* **Required action**
Each line of the listing that includes the string "this" is to be identified and copied.

::::::::

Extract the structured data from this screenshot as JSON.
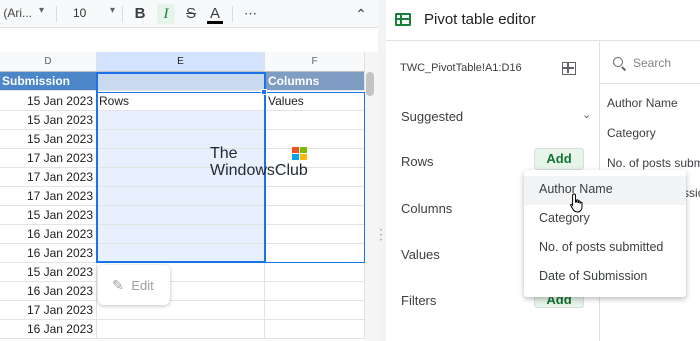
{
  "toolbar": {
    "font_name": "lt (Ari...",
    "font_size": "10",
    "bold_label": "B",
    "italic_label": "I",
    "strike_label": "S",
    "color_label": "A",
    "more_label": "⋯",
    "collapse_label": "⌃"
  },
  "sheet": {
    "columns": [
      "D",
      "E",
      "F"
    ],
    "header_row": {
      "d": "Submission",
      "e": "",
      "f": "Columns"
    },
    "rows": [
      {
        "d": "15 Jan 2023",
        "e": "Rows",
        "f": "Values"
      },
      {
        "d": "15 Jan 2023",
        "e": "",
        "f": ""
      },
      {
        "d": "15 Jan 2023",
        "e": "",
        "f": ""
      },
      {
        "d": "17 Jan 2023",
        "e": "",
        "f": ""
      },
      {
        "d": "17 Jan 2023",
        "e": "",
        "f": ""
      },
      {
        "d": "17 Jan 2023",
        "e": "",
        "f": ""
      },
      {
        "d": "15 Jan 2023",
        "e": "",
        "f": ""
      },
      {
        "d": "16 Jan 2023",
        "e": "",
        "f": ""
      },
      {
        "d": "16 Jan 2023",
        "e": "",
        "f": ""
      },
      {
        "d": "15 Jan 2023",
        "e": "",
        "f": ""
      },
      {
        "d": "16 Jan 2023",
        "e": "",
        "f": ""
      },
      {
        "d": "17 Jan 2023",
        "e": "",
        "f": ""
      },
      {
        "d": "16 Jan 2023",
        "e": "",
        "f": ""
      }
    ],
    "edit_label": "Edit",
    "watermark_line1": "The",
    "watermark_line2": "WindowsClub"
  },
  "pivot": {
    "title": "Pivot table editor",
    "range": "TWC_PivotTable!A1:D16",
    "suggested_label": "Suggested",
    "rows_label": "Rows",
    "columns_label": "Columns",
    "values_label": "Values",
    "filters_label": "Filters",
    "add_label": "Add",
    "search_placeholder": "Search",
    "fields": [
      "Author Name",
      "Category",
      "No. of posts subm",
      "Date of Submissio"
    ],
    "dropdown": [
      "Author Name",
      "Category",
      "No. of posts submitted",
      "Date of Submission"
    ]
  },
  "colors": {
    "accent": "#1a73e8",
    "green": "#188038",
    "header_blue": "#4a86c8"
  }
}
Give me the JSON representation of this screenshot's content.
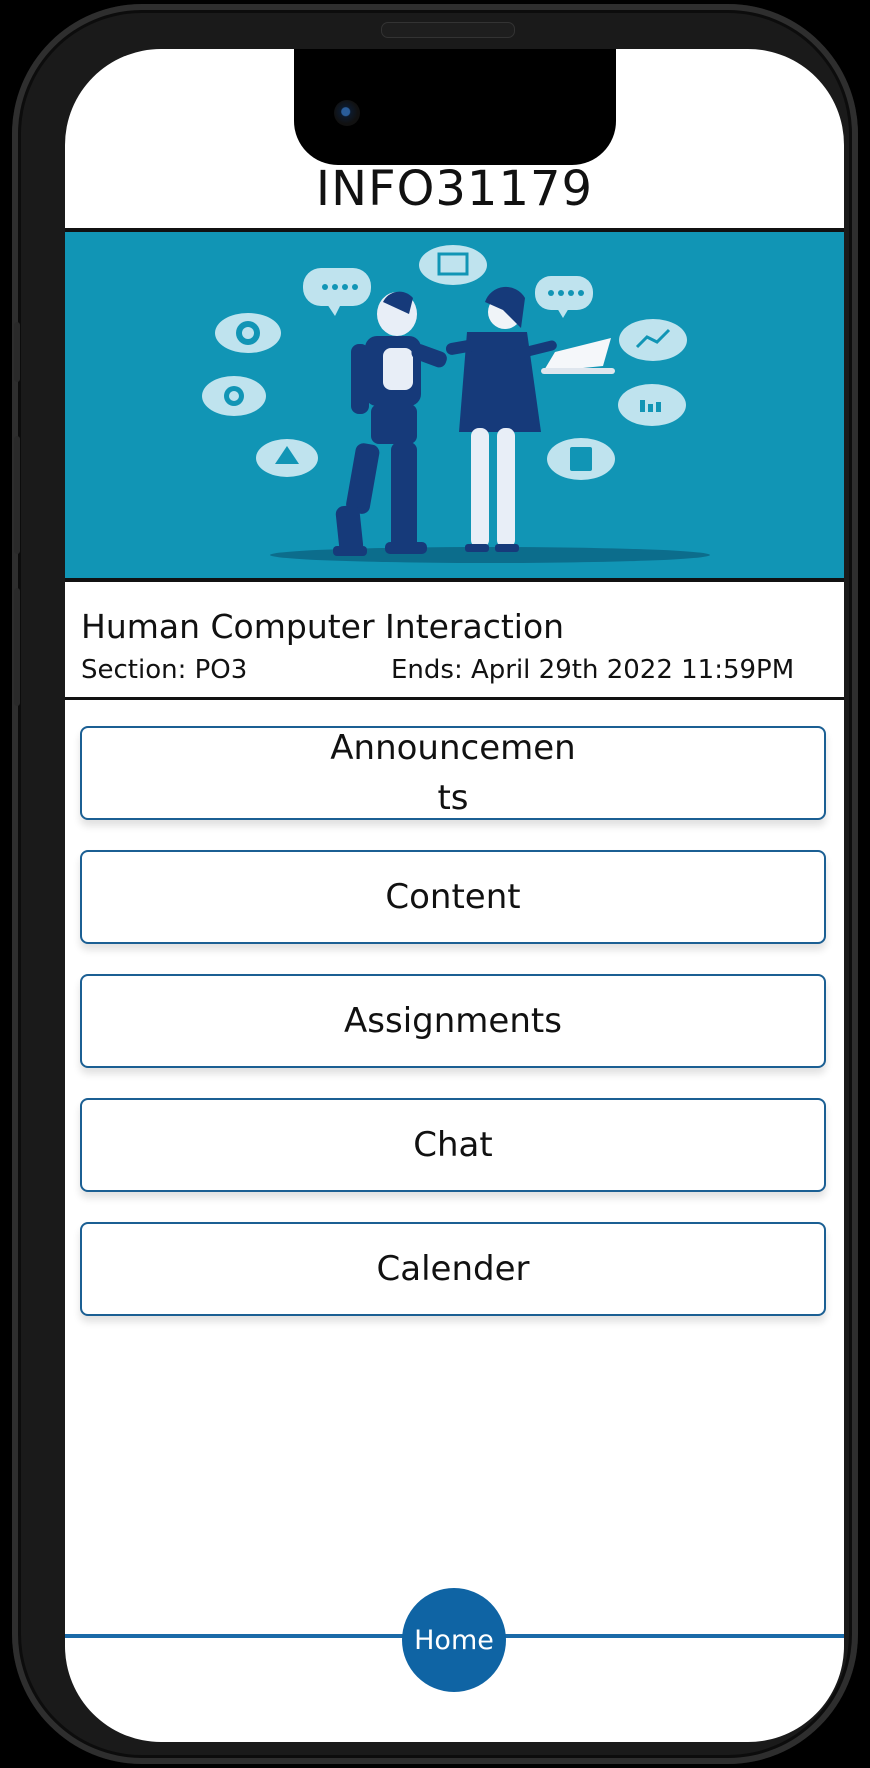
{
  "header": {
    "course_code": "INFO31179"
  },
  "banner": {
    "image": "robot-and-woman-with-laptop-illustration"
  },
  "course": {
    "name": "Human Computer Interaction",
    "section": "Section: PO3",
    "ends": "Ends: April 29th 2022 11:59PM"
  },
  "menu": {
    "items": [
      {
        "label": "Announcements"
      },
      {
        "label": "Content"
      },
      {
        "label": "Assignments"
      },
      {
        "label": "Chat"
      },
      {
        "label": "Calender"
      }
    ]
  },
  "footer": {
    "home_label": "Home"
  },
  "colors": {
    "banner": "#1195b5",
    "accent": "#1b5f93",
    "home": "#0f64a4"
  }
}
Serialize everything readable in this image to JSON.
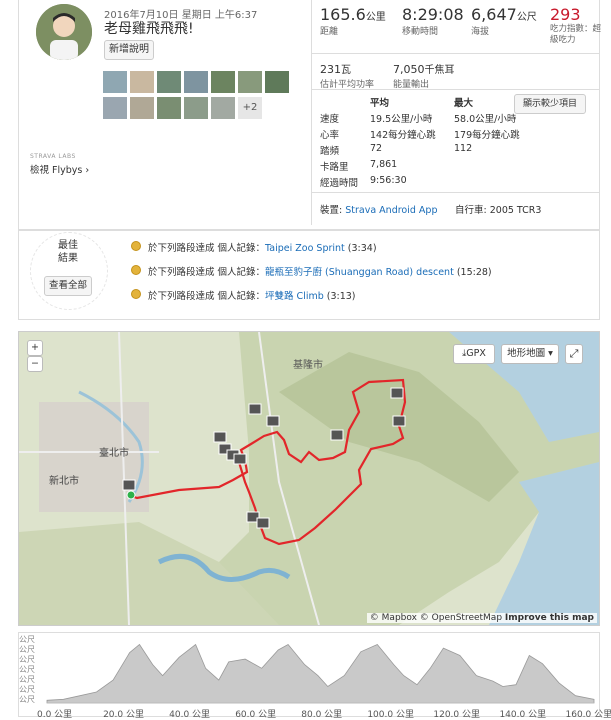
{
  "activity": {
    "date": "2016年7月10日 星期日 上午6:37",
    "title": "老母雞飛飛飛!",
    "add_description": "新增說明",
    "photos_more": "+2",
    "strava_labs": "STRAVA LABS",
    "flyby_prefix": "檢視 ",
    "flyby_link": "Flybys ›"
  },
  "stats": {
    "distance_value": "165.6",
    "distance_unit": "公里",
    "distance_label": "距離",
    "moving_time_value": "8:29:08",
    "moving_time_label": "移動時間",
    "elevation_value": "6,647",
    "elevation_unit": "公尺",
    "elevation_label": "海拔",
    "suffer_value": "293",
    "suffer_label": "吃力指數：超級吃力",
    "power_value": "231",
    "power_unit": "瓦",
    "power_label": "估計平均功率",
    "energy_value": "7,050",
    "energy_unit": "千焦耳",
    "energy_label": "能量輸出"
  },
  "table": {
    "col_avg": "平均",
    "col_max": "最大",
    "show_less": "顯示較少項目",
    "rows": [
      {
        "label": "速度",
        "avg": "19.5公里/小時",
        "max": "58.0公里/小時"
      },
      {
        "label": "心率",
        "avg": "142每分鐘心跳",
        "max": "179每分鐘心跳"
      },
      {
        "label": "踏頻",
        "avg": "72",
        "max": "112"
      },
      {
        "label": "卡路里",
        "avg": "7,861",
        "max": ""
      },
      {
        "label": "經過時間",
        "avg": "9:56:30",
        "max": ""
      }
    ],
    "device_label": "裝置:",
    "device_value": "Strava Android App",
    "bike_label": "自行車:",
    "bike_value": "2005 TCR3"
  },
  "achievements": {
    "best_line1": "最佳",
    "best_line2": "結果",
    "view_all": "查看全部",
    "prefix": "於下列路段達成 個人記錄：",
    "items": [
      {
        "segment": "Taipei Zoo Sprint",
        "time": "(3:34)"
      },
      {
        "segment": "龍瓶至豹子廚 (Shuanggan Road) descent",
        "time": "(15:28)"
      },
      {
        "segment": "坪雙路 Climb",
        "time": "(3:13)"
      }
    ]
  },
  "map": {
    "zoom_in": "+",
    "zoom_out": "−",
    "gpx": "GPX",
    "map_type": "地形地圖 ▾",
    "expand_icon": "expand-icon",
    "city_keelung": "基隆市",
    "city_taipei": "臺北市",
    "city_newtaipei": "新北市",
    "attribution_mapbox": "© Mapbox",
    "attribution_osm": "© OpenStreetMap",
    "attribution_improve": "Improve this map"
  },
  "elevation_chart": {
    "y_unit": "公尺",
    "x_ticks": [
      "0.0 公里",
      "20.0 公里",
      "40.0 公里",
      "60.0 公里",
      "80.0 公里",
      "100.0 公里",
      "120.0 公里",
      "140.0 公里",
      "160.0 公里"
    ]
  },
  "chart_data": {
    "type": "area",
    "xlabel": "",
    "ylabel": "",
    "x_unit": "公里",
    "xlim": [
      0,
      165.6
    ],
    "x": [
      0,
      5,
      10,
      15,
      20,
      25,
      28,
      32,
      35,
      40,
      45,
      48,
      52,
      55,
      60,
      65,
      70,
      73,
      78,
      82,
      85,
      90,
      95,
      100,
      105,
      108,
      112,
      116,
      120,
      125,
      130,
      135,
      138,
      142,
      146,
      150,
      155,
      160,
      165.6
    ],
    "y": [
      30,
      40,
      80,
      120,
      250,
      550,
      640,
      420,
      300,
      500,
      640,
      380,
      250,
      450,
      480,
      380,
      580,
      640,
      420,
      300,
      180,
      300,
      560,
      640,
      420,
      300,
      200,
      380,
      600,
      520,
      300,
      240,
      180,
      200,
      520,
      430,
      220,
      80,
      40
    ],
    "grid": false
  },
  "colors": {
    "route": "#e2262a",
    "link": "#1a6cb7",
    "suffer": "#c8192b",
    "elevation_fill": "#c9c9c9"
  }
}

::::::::

* **Task result**
Extract the structured data from this screenshot as JSON.
Give me the JSON representation of this screenshot's content.
Serialize everything readable in this image to JSON.
    "attribution_improve": "Improve this map"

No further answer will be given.